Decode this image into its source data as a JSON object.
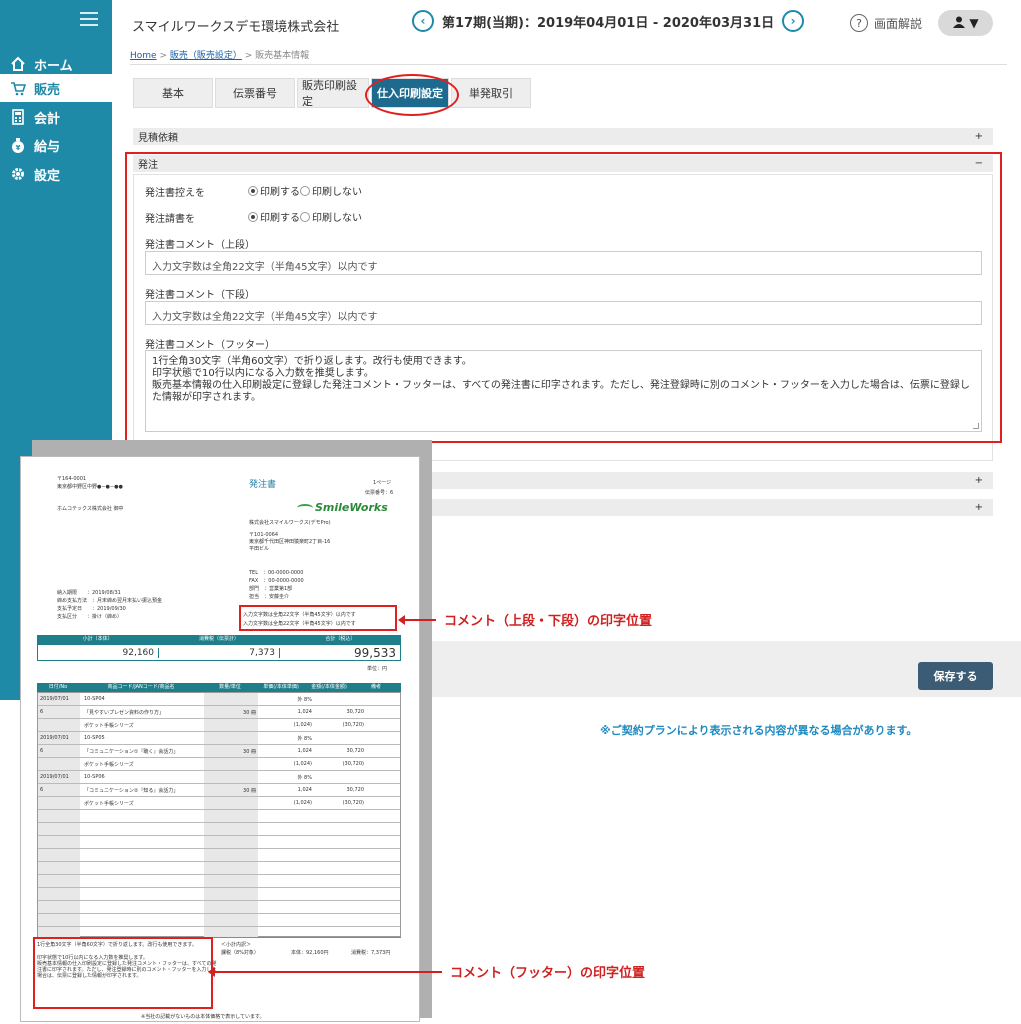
{
  "header": {
    "company": "スマイルワークスデモ環境株式会社",
    "period": "第17期(当期)：2019年04月01日 - 2020年03月31日",
    "help": "画面解説"
  },
  "sidebar": {
    "items": [
      {
        "label": "ホーム",
        "icon": "home-icon"
      },
      {
        "label": "販売",
        "icon": "cart-icon"
      },
      {
        "label": "会計",
        "icon": "calculator-icon"
      },
      {
        "label": "給与",
        "icon": "moneybag-icon"
      },
      {
        "label": "設定",
        "icon": "gear-icon"
      }
    ]
  },
  "breadcrumb": {
    "home": "Home",
    "sep1": " > ",
    "link": "販売（販売設定）",
    "sep2": " > ",
    "current": "販売基本情報"
  },
  "tabs": [
    "基本",
    "伝票番号",
    "販売印刷設定",
    "仕入印刷設定",
    "単発取引"
  ],
  "sections": {
    "estimate": "見積依頼",
    "order": "発注",
    "plus": "+",
    "minus": "−"
  },
  "form": {
    "copy_label": "発注書控えを",
    "request_label": "発注請書を",
    "print_on": "印刷する",
    "print_off": "印刷しない",
    "comment_top_label": "発注書コメント（上段）",
    "comment_top_value": "入力文字数は全角22文字（半角45文字）以内です",
    "comment_bottom_label": "発注書コメント（下段）",
    "comment_bottom_value": "入力文字数は全角22文字（半角45文字）以内です",
    "footer_label": "発注書コメント（フッター）",
    "footer_value": "1行全角30文字（半角60文字）で折り返します。改行も使用できます。\n印字状態で10行以内になる入力数を推奨します。\n販売基本情報の仕入印刷設定に登録した発注コメント・フッターは、すべての発注書に印字されます。ただし、発注登録時に別のコメント・フッターを入力した場合は、伝票に登録した情報が印字されます。"
  },
  "save_label": "保存する",
  "note": "※ご契約プランにより表示される内容が異なる場合があります。",
  "callouts": {
    "top": "コメント（上段・下段）の印字位置",
    "footer": "コメント（フッター）の印字位置"
  },
  "doc": {
    "title": "発注書",
    "page": "1ページ",
    "slip_no": "伝票番号：6",
    "zip_to": "〒164-0001",
    "addr_to": "東京都中野区中野●−●−●●",
    "to_name": "ホムコテックス株式会社 御中",
    "logo": "SmileWorks",
    "company": "株式会社スマイルワークス(デモPro)",
    "zip_from": "〒101-0064",
    "addr_from": "東京都千代田区神田猿楽町2丁目-16",
    "bldg": "平田ビル",
    "tel": "TEL　：00-0000-0000",
    "fax": "FAX　：00-0000-0000",
    "dept": "部門　：営業第1部",
    "person": "担当　：安藤圭介",
    "cmt1": "入力文字数は全角22文字（半角45文字）以内です",
    "cmt2": "入力文字数は全角22文字（半角45文字）以内です",
    "deliv": "納入期限　　：2019/08/31",
    "terms": "締め支払方法　：月末締め翌月末払い振込預金",
    "due": "支払予定日　　：2019/09/30",
    "kind": "支払区分　　：掛け（締め）",
    "totals_h": [
      "小計（本体）",
      "消費税（伝票計）",
      "合計（税込）"
    ],
    "totals_v": [
      "92,160",
      "7,373",
      "99,533"
    ],
    "unit": "単位：円",
    "tbl_h": [
      "日付/No",
      "商品コード/JANコード/商品名",
      "数量/単位",
      "単価(/本体単価)",
      "金額(/本体金額)",
      "備考"
    ],
    "rows": [
      [
        "2019/07/01",
        "10-SP04",
        "",
        "外 8%",
        ""
      ],
      [
        "6",
        "「見やすいプレゼン資料の作り方」",
        "30 冊",
        "1,024",
        "30,720"
      ],
      [
        "",
        "ポケット手帳シリーズ",
        "",
        "(1,024)",
        "(30,720)"
      ],
      [
        "2019/07/01",
        "10-SP05",
        "",
        "外 8%",
        ""
      ],
      [
        "6",
        "「コミュニケーション①『聴く』会話力」",
        "30 冊",
        "1,024",
        "30,720"
      ],
      [
        "",
        "ポケット手帳シリーズ",
        "",
        "(1,024)",
        "(30,720)"
      ],
      [
        "2019/07/01",
        "10-SP06",
        "",
        "外 8%",
        ""
      ],
      [
        "6",
        "「コミュニケーション②『知る』会話力」",
        "30 冊",
        "1,024",
        "30,720"
      ],
      [
        "",
        "ポケット手帳シリーズ",
        "",
        "(1,024)",
        "(30,720)"
      ]
    ],
    "footer1": "1行全角30文字（半角60文字）で折り返します。改行も使用できます。",
    "footer2": "印字状態で10行以内になる入力数を推奨します。",
    "footer3": "販売基本情報の仕入印刷設定に登録した発注コメント・フッターは、すべての発注書に印字されます。ただし、発注登録時に別のコメント・フッターを入力した場合は、伝票に登録した情報が印字されます。",
    "tax_label": "＜小計内訳＞",
    "tax_rate": "課税（8%対象）",
    "tax_base": "本体：92,160円",
    "tax_amt": "消費税：7,373円",
    "bottom": "※当社の記載がないものは本体価格で表示しています。"
  },
  "colors": {
    "accent": "#1e8aa8",
    "highlight": "#e02020",
    "table": "#1e7f8a"
  }
}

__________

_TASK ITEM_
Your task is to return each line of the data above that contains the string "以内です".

_FINAL ANSWER_
    "comment_top_value": "入力文字数は全角22文字（半角45文字）以内です",
    "comment_bottom_value": "入力文字数は全角22文字（半角45文字）以内です",
    "cmt1": "入力文字数は全角22文字（半角45文字）以内です",
    "cmt2": "入力文字数は全角22文字（半角45文字）以内です",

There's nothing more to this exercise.